For example, I was asked to go on a small Cessna-type plane when I was in college. It was a gorgeous day and we were planning on flying around Mt. Rainier. (What Mt. Rainier looks like) My mom called, worst timing ever, and I spilled the beans. She commenced with talking me out of it by telling me that small planes explode, the pilots don’t know what they’re doing, and she begged me not to go.

I didn’t go.

Last year, I had a road trip planned to Seattle (a three hour drive for me), to meet some friends for a girl’s weekend. My father called me and repeatedly asked if he could buy me a plane ticket because he was afraid of me driving alone. I’m FORTY-ONE YEARS OLD, kids. I finally, at that moment, had the guts to tell him, “Dad, I can’t be so afraid of dying that I don’t live.”

Flash forward to Sunday. Here’s this pilot asking if we would like to go in the helicopter – something I KNOW my loving parents would think was an unnecessary risk. Make no mistake – they loved me and provided me with everything. I love them and thank them dearly for it. But being afraid to do anything isn’t something I want to pass on to my own kids.

Things happened quickly after that, but I knew that Girl Child needed to go. I wanted to watch – not experience it myself. Deep down I knew I needed to let HER experience it. Bestie took Girl and her daughter in the helicopter.

I watched her take off in the helicopter, not even looking back, and I knew I had changed something not only with HER, but with me. I gave her permission to live. Read the rest of this entry »

An off-kiltered heart

In balance, balanced living, breathing, busyness, calendar, clutter, inspiration, intentional, lent, life, listening, living, meaning, ordis amoris on March 25, 2011 at 10:50 pm

By Paula Gamble

I went to the woods this week – it is a place where my soul is deeply restored. I feel grounded the minute I step into the urban forests around Portland – I love the sensation of a rich store of oxygen filling my lungs. The barren wintery landscape is starting to fill out with small budding sprouts…there is hope…new life, growth, expectation.

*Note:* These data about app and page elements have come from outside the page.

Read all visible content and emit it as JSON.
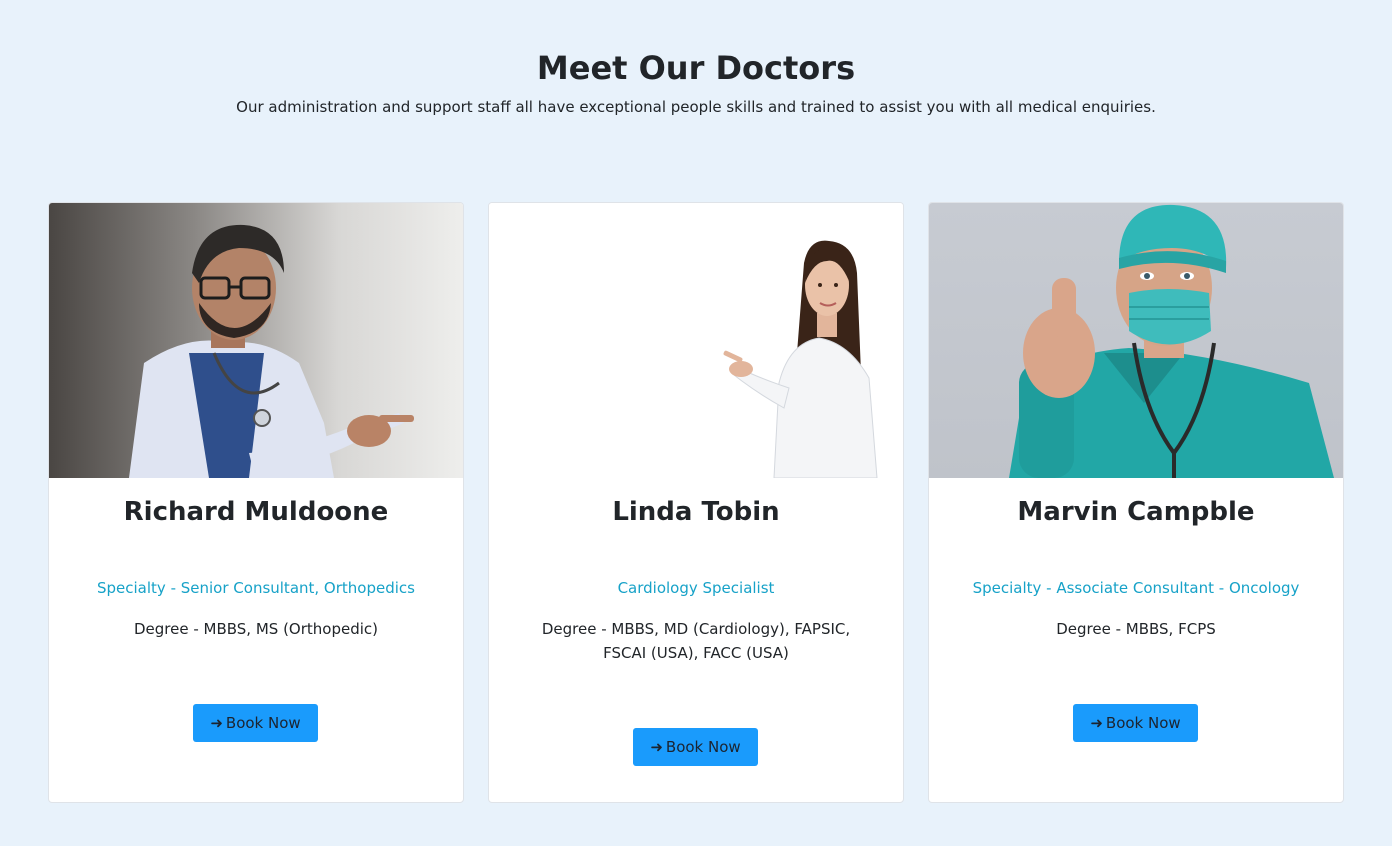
{
  "section": {
    "title": "Meet Our Doctors",
    "subtitle": "Our administration and support staff all have exceptional people skills and trained to assist you with all medical enquiries."
  },
  "doctors": [
    {
      "name": "Richard Muldoone",
      "specialty": "Specialty - Senior Consultant, Orthopedics",
      "degree": "Degree - MBBS, MS (Orthopedic)",
      "button_label": "Book Now",
      "photo": "doctor-pointing-photo"
    },
    {
      "name": "Linda Tobin",
      "specialty": "Cardiology Specialist",
      "degree": "Degree - MBBS, MD (Cardiology), FAPSIC, FSCAI (USA), FACC (USA)",
      "button_label": "Book Now",
      "photo": "doctor-pointing-photo"
    },
    {
      "name": "Marvin Campble",
      "specialty": "Specialty - Associate Consultant - Oncology",
      "degree": "Degree - MBBS, FCPS",
      "button_label": "Book Now",
      "photo": "surgeon-thumbs-up-photo"
    }
  ],
  "icons": {
    "button_icon": "arrow-right-icon"
  },
  "colors": {
    "page_background": "#e8f2fb",
    "accent": "#17a2c8",
    "button": "#1a9bfc"
  }
}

After crossing an old stone bridge, I stopped to watch some birds flitting from branch to branch, in a flirtatious chase, picking up lichen, calling out a melodious chicka-dee-dee-dee. They made me smile and utter a supressed giggle. Contemplating these frolickers, I realized I could not distinguish if they were working, loving or playing. And in an instant I longed to echo their manner of living.

But how?

Am I to merely “balance” my life by getting work, relationships and leisure in proper priorities? Do I just reorder my schedule? Well, that doesn’t actually solve the core of my issue because an off-kiltered schedule always betrays an off-kiltered heart. Merely reordering schedules and lifestyle, fundamentally, starts at a heart level, not a calendar level.

Augustine said that everyone has a spirituality that can be defined in an ordis amoris – a way of ordering loves. Our spirituality, and the meaning of our lives, comes not so much by what we believe, but how we order our loves and how we integrate love into all that we do. It is accepting our frailty, offering our time, our wallets and our relationships to creation and our fellow creatures in ways that promote love that moves us toward this integration. It requires an intentional cooperation with One greater than us, and letting the soulrest that results from that synchronicity flow into our spending, our scheduling, our loving.

I go to the woods, like Thoreau, “to live life deliberately…and to put to rout all that [is] not life and not when I… come to die discover that I [have] not lived.” It takes intentionality. It takes paying attention at a heart level, not just a calendar level. Really living is a life where work, love and play are more and more indistinguishable and unfrenzied. I’d like that.

To read more from Paula, please visit her blog by clicking –> here.